* [Records provided]
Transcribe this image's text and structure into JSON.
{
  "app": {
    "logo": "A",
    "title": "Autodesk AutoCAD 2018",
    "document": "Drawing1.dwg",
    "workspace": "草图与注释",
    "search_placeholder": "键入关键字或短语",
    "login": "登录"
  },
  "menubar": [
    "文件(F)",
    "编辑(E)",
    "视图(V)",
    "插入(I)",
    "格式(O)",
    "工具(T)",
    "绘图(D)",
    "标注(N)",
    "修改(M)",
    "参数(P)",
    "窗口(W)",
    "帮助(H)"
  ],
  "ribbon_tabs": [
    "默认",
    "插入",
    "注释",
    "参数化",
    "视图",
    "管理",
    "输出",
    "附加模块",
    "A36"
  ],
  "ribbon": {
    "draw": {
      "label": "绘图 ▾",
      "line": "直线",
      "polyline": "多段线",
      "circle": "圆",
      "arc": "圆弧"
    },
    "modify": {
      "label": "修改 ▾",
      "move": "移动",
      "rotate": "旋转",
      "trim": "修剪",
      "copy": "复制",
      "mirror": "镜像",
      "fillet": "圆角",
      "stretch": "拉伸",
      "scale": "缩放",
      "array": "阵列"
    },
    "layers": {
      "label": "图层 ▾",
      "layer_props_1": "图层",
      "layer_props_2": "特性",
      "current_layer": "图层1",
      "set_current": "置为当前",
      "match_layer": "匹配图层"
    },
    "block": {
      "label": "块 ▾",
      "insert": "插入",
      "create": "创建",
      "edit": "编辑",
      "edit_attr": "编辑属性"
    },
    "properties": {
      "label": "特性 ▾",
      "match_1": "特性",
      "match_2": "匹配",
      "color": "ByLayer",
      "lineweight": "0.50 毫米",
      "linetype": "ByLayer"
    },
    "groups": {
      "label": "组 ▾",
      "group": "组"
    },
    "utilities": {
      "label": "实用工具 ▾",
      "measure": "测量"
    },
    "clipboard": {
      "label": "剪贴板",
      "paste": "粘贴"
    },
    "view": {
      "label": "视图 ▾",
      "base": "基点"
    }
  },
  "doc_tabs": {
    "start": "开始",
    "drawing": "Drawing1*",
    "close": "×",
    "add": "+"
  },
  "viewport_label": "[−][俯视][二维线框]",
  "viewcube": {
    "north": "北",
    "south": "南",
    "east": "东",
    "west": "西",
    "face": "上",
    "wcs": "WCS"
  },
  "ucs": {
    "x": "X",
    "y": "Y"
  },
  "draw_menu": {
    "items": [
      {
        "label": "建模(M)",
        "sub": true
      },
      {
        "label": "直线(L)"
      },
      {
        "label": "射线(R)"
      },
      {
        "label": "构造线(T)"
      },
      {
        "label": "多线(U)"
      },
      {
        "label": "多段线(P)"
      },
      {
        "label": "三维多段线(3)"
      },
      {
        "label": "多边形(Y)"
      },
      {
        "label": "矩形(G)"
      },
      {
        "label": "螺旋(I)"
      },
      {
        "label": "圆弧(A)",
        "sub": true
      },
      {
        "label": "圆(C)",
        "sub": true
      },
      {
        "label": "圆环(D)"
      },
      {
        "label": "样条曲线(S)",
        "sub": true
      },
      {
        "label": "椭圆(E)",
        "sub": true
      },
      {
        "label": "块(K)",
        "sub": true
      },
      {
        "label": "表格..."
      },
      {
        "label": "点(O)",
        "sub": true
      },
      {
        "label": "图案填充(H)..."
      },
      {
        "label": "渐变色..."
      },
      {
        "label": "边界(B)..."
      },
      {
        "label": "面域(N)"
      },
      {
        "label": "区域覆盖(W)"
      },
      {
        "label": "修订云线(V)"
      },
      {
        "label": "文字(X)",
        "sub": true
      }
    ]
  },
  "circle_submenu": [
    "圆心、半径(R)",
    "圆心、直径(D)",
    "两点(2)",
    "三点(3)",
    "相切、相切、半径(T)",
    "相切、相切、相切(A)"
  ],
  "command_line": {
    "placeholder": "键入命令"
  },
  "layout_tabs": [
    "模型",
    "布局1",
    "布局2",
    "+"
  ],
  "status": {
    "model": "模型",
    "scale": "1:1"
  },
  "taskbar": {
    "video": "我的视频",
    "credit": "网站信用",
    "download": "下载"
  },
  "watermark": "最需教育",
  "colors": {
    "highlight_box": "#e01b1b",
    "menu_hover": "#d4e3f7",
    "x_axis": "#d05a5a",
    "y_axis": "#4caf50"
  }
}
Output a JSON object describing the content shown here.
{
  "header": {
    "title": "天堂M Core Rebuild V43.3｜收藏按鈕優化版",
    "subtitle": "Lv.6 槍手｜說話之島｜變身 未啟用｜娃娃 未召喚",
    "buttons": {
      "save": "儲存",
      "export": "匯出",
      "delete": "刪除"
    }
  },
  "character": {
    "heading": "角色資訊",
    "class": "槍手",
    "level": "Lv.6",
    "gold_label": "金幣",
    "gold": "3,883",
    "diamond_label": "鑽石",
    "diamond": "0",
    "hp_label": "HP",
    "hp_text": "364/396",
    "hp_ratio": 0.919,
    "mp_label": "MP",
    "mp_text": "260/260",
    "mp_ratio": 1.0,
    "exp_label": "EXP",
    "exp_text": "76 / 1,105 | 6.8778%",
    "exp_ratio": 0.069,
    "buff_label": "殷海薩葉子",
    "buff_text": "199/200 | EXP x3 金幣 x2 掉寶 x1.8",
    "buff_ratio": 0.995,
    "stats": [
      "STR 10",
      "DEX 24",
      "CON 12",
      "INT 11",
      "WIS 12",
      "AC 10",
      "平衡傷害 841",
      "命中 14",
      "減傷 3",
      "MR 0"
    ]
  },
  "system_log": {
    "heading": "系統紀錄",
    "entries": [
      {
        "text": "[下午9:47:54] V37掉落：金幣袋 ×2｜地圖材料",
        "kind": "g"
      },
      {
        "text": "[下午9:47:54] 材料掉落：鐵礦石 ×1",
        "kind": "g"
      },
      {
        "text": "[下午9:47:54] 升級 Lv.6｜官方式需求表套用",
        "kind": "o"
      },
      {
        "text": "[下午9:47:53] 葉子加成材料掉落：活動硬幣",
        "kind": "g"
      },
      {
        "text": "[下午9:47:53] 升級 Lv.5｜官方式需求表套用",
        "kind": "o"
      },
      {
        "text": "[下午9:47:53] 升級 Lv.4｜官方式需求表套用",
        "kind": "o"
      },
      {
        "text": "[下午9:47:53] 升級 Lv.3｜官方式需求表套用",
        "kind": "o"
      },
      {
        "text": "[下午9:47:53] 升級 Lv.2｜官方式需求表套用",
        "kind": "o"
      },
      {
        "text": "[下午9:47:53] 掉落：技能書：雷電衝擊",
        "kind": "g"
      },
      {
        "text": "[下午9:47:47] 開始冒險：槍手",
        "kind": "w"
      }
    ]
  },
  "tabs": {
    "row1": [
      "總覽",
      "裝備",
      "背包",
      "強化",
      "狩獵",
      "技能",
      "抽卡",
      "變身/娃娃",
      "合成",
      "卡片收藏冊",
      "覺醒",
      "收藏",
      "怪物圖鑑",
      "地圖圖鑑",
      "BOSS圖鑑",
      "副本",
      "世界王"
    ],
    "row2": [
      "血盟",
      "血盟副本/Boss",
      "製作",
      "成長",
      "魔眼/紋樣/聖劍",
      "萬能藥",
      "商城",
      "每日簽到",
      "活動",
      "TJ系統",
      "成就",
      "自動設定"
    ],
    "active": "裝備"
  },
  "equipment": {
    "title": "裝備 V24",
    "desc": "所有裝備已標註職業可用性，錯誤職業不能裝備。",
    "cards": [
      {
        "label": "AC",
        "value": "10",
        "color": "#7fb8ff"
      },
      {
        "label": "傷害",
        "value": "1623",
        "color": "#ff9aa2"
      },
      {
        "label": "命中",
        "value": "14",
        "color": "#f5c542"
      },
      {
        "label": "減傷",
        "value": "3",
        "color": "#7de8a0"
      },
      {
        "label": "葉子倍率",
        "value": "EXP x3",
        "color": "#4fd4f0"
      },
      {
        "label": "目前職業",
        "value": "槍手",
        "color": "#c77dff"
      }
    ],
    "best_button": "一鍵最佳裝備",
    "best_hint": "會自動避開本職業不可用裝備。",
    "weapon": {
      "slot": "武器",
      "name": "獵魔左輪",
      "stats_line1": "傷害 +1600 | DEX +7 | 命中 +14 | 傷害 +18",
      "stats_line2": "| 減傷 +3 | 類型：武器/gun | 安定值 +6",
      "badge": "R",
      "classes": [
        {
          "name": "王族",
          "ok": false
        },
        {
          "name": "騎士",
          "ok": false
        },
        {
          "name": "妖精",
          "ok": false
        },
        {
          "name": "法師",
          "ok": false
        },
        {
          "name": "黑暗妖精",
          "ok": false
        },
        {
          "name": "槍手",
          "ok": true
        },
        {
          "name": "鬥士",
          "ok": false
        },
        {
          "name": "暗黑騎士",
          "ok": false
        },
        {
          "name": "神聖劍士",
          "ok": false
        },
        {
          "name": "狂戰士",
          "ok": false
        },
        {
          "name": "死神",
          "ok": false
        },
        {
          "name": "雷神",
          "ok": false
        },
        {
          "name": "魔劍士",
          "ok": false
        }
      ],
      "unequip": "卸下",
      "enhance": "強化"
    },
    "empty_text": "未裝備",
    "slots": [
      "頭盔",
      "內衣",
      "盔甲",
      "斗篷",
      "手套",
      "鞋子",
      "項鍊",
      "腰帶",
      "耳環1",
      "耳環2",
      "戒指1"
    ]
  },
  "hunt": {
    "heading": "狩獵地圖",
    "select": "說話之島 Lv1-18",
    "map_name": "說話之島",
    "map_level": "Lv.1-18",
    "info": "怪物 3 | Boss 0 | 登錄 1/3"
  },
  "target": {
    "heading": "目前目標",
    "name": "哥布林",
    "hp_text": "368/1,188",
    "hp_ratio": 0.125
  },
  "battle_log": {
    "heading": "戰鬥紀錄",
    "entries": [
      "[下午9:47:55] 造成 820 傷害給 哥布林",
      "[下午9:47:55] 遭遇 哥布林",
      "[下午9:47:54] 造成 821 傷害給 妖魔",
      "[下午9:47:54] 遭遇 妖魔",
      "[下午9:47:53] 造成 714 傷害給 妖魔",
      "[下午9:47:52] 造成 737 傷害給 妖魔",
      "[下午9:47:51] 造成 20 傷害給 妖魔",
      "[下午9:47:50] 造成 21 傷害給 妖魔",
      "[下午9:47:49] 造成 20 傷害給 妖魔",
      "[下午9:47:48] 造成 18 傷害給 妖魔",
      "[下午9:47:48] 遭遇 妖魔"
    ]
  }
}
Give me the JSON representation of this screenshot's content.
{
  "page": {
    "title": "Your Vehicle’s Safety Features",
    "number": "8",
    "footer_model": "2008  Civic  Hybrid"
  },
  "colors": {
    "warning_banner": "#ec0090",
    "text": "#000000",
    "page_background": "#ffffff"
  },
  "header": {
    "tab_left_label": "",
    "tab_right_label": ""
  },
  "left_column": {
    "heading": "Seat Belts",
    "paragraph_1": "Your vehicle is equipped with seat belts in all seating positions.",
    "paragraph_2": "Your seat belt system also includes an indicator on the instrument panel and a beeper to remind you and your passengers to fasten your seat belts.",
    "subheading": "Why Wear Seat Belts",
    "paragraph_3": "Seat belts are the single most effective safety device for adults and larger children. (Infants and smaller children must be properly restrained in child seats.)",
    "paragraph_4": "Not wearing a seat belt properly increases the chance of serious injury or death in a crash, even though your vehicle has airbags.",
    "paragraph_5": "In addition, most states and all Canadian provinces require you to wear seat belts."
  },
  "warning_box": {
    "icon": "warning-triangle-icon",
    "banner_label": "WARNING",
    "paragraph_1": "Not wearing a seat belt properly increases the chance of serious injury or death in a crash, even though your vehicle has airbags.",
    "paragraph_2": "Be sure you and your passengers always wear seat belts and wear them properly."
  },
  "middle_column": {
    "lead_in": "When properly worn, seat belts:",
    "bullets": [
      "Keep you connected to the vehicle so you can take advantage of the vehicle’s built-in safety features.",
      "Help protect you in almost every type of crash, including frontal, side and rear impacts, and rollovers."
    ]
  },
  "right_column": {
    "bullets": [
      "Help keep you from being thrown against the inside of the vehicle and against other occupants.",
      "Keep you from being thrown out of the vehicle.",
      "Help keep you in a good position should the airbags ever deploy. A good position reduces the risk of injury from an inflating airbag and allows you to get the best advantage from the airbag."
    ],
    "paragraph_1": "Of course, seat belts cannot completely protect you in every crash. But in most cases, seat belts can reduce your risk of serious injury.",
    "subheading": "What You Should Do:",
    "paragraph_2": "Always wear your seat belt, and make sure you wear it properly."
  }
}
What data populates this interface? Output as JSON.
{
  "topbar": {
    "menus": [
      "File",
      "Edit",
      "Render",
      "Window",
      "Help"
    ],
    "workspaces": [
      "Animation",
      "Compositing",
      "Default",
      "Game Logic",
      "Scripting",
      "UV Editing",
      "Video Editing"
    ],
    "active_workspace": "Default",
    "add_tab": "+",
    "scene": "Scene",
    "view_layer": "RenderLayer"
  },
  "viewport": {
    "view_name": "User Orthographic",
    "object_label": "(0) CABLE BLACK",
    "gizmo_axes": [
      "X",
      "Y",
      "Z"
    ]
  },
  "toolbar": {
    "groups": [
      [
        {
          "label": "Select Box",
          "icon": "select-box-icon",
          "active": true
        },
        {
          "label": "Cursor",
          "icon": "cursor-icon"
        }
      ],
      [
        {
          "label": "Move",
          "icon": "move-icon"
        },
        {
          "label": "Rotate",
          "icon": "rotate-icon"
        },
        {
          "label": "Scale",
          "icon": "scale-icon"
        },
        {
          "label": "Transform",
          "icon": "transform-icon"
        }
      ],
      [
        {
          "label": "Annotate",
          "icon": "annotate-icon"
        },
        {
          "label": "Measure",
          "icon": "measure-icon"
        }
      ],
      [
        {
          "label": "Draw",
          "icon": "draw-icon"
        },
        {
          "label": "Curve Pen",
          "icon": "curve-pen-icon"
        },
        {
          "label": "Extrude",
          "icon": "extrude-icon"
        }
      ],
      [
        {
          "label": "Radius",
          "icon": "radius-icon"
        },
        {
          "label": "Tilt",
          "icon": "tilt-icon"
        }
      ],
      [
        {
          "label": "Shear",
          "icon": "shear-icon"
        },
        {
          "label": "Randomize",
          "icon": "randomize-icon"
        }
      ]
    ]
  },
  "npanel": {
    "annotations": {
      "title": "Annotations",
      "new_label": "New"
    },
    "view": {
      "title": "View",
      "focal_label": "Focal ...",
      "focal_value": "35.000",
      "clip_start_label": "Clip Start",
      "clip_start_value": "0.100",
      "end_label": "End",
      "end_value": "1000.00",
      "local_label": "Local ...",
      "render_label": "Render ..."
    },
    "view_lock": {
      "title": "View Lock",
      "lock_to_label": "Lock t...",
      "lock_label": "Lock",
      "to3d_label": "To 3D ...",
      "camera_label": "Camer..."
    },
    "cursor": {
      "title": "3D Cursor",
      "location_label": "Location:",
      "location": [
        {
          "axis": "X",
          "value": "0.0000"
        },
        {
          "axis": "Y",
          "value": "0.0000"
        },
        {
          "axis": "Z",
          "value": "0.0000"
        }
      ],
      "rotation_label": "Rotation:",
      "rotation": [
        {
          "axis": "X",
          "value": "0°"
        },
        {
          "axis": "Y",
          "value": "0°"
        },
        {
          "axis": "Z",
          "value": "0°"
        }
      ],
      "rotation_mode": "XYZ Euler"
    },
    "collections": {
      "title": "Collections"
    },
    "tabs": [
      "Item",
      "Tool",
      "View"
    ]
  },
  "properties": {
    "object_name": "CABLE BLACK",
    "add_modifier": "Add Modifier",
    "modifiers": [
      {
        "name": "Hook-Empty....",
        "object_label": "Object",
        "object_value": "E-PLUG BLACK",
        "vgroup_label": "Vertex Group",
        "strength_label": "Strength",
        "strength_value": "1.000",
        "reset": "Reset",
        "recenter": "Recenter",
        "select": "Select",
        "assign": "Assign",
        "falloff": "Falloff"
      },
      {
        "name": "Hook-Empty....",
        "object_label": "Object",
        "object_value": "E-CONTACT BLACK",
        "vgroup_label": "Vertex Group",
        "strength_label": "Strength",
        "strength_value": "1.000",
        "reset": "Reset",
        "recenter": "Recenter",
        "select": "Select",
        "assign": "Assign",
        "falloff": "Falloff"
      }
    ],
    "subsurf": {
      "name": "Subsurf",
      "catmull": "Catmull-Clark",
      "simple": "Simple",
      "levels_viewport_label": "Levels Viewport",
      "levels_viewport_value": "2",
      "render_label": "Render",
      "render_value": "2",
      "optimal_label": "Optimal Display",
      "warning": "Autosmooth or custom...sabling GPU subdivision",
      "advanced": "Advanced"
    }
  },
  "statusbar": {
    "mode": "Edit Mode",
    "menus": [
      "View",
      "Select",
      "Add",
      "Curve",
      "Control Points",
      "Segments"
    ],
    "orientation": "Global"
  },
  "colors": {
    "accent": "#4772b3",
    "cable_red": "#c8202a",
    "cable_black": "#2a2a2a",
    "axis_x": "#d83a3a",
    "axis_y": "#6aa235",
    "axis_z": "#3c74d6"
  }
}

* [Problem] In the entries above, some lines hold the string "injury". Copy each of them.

* [Final answer]
    "paragraph_4": "Not wearing a seat belt properly increases the chance of serious injury or death in a crash, even though your vehicle has airbags.",
    "paragraph_1": "Not wearing a seat belt properly increases the chance of serious injury or death in a crash, even though your vehicle has airbags.",
      "Help keep you in a good position should the airbags ever deploy. A good position reduces the risk of injury from an inflating airbag and allows you to get the best advantage from the airbag."
    "paragraph_1": "Of course, seat belts cannot completely protect you in every crash. But in most cases, seat belts can reduce your risk of serious injury.",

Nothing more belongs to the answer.